INSTRUCTIONS FOR THE TASK » Your answer should show every line of the material below that includes "this".
(Beginning of AVAILABLE DATA)
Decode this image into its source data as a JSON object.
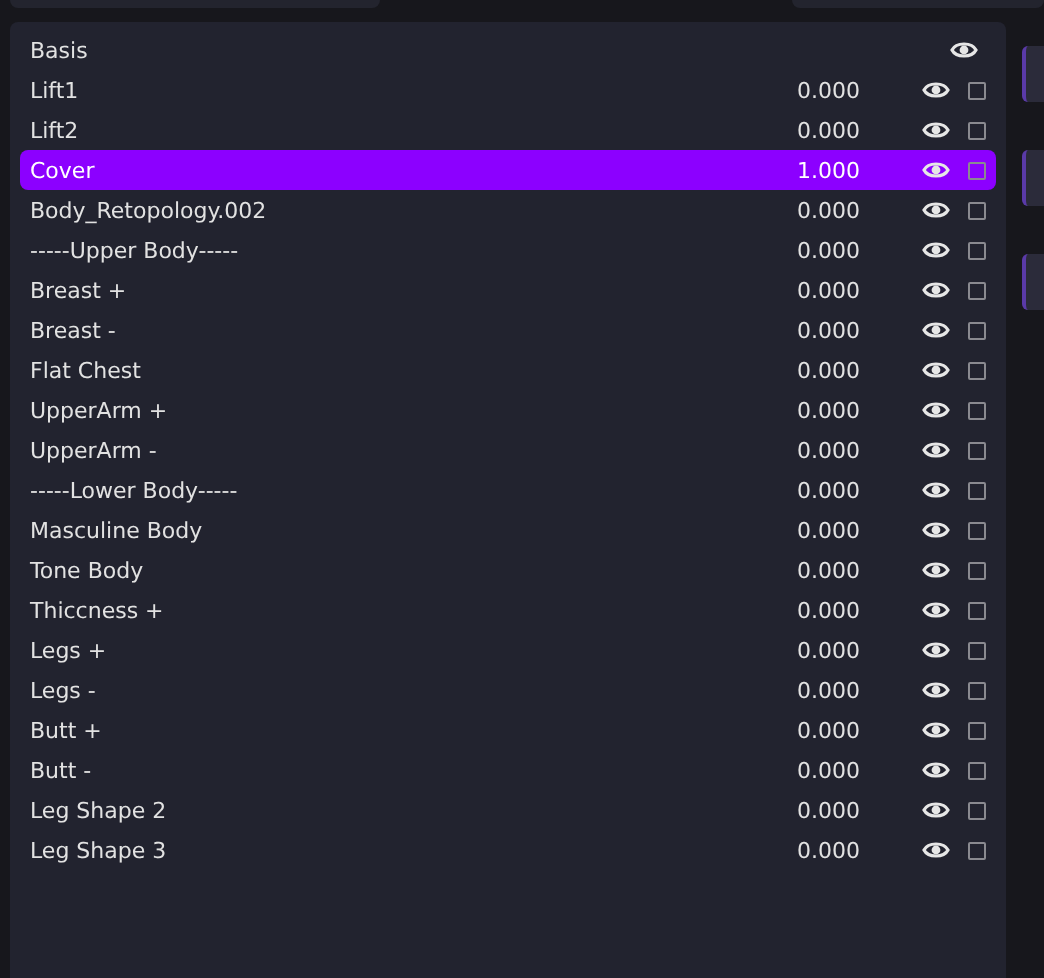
{
  "shape_keys": [
    {
      "kind": "basis",
      "name": "Basis",
      "selected": false
    },
    {
      "kind": "key",
      "name": "Lift1",
      "value": "0.000",
      "selected": false,
      "checked": false
    },
    {
      "kind": "key",
      "name": "Lift2",
      "value": "0.000",
      "selected": false,
      "checked": false
    },
    {
      "kind": "key",
      "name": "Cover",
      "value": "1.000",
      "selected": true,
      "checked": false
    },
    {
      "kind": "key",
      "name": "Body_Retopology.002",
      "value": "0.000",
      "selected": false,
      "checked": false
    },
    {
      "kind": "key",
      "name": "-----Upper Body-----",
      "value": "0.000",
      "selected": false,
      "checked": false
    },
    {
      "kind": "key",
      "name": "Breast +",
      "value": "0.000",
      "selected": false,
      "checked": false
    },
    {
      "kind": "key",
      "name": "Breast -",
      "value": "0.000",
      "selected": false,
      "checked": false
    },
    {
      "kind": "key",
      "name": "Flat Chest",
      "value": "0.000",
      "selected": false,
      "checked": false
    },
    {
      "kind": "key",
      "name": "UpperArm +",
      "value": "0.000",
      "selected": false,
      "checked": false
    },
    {
      "kind": "key",
      "name": "UpperArm -",
      "value": "0.000",
      "selected": false,
      "checked": false
    },
    {
      "kind": "key",
      "name": "-----Lower Body-----",
      "value": "0.000",
      "selected": false,
      "checked": false
    },
    {
      "kind": "key",
      "name": "Masculine Body",
      "value": "0.000",
      "selected": false,
      "checked": false
    },
    {
      "kind": "key",
      "name": "Tone Body",
      "value": "0.000",
      "selected": false,
      "checked": false
    },
    {
      "kind": "key",
      "name": "Thiccness +",
      "value": "0.000",
      "selected": false,
      "checked": false
    },
    {
      "kind": "key",
      "name": "Legs +",
      "value": "0.000",
      "selected": false,
      "checked": false
    },
    {
      "kind": "key",
      "name": "Legs -",
      "value": "0.000",
      "selected": false,
      "checked": false
    },
    {
      "kind": "key",
      "name": "Butt +",
      "value": "0.000",
      "selected": false,
      "checked": false
    },
    {
      "kind": "key",
      "name": "Butt -",
      "value": "0.000",
      "selected": false,
      "checked": false
    },
    {
      "kind": "key",
      "name": "Leg Shape 2",
      "value": "0.000",
      "selected": false,
      "checked": false
    },
    {
      "kind": "key",
      "name": "Leg Shape 3",
      "value": "0.000",
      "selected": false,
      "checked": false
    }
  ]
}
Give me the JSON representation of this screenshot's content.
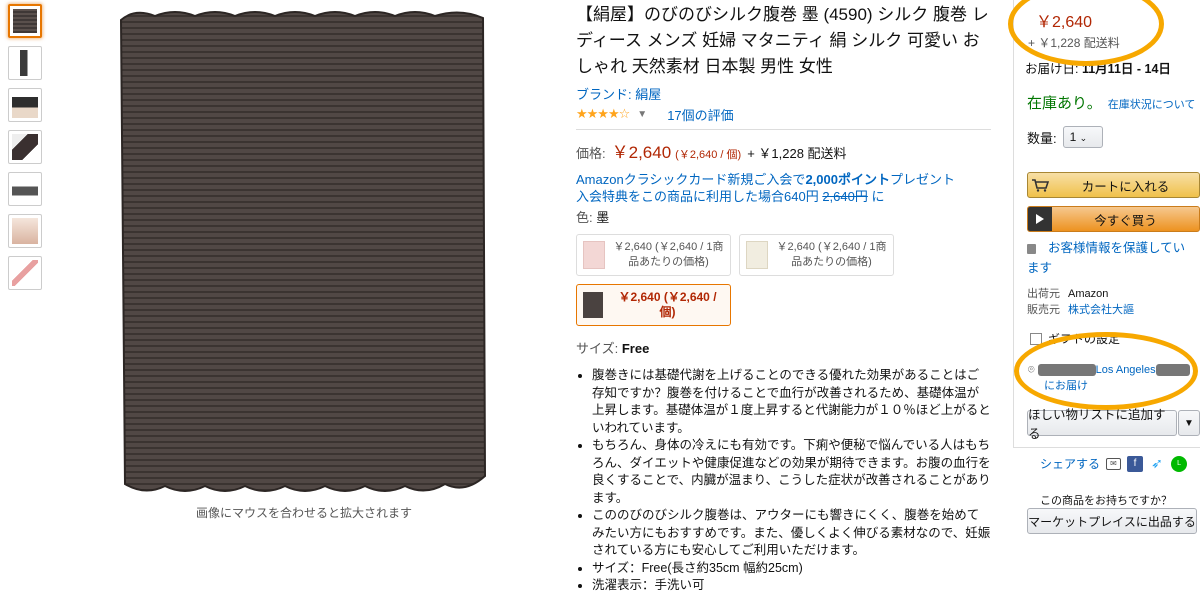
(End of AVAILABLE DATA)
TASK RESPONSE »
Decode this image into its source data as a JSON object.
Give me the JSON representation of this screenshot's content.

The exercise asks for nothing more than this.